Hand back the entries below exactly.

### Records for this exercise
------------------------------

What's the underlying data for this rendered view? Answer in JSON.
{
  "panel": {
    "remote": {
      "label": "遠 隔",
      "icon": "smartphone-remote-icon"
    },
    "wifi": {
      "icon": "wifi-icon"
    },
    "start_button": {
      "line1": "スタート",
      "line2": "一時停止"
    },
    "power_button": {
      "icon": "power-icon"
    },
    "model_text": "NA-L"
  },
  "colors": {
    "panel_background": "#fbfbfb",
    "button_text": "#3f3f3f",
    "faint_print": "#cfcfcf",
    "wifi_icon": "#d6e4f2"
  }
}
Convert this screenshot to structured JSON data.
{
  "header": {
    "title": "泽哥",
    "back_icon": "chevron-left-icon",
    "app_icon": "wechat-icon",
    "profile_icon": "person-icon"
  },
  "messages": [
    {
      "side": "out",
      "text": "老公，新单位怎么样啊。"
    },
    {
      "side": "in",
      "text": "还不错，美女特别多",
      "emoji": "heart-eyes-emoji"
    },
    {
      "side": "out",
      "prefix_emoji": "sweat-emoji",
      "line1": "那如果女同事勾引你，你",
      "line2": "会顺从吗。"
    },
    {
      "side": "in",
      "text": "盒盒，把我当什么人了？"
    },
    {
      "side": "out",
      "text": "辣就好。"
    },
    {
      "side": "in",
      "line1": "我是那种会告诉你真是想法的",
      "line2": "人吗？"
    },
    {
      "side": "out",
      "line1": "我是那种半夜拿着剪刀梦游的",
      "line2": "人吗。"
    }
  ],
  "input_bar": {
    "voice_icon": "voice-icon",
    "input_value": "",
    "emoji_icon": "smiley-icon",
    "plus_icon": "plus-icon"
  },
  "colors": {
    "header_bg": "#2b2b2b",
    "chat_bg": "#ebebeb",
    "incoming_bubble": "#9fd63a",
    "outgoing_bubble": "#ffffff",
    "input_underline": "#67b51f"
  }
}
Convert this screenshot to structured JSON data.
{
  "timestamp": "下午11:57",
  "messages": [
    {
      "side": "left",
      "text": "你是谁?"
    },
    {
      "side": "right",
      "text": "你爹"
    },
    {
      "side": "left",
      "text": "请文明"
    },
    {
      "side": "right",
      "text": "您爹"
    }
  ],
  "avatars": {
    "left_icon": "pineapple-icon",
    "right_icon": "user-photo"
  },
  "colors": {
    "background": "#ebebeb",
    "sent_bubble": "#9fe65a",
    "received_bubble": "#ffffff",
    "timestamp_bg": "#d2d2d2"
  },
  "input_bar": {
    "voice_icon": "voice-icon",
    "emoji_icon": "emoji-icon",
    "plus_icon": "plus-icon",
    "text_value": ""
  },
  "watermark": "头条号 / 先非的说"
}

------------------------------

### Final answer
What's the underlying data for this rendered view? Answer in JSON.
{
  "panel": {
    "remote": {
      "label": "遠 隔",
      "icon": "smartphone-remote-icon"
    },
    "wifi": {
      "icon": "wifi-icon"
    },
    "start_button": {
      "line1": "スタート",
      "line2": "一時停止"
    },
    "power_button": {
      "icon": "power-icon"
    },
    "model_text": "NA-L"
  },
  "colors": {
    "panel_background": "#fbfbfb",
    "button_text": "#3f3f3f",
    "faint_print": "#cfcfcf",
    "wifi_icon": "#d6e4f2"
  }
}
Convert this screenshot to structured JSON data.
{
  "header": {
    "title": "泽哥",
    "back_icon": "chevron-left-icon",
    "app_icon": "wechat-icon",
    "profile_icon": "person-icon"
  },
  "messages": [
    {
      "side": "out",
      "text": "老公，新单位怎么样啊。"
    },
    {
      "side": "in",
      "text": "还不错，美女特别多",
      "emoji": "heart-eyes-emoji"
    },
    {
      "side": "out",
      "prefix_emoji": "sweat-emoji",
      "line1": "那如果女同事勾引你，你",
      "line2": "会顺从吗。"
    },
    {
      "side": "in",
      "text": "盒盒，把我当什么人了？"
    },
    {
      "side": "out",
      "text": "辣就好。"
    },
    {
      "side": "in",
      "line1": "我是那种会告诉你真是想法的",
      "line2": "人吗？"
    },
    {
      "side": "out",
      "line1": "我是那种半夜拿着剪刀梦游的",
      "line2": "人吗。"
    }
  ],
  "input_bar": {
    "voice_icon": "voice-icon",
    "input_value": "",
    "emoji_icon": "smiley-icon",
    "plus_icon": "plus-icon"
  },
  "colors": {
    "header_bg": "#2b2b2b",
    "chat_bg": "#ebebeb",
    "incoming_bubble": "#9fd63a",
    "outgoing_bubble": "#ffffff",
    "input_underline": "#67b51f"
  }
}
Convert this screenshot to structured JSON data.
{
  "timestamp": "下午11:57",
  "messages": [
    {
      "side": "left",
      "text": "你是谁?"
    },
    {
      "side": "right",
      "text": "你爹"
    },
    {
      "side": "left",
      "text": "请文明"
    },
    {
      "side": "right",
      "text": "您爹"
    }
  ],
  "avatars": {
    "left_icon": "pineapple-icon",
    "right_icon": "user-photo"
  },
  "colors": {
    "background": "#ebebeb",
    "sent_bubble": "#9fe65a",
    "received_bubble": "#ffffff",
    "timestamp_bg": "#d2d2d2"
  },
  "input_bar": {
    "voice_icon": "voice-icon",
    "emoji_icon": "emoji-icon",
    "plus_icon": "plus-icon",
    "text_value": ""
  },
  "watermark": "头条号 / 先非的说"
}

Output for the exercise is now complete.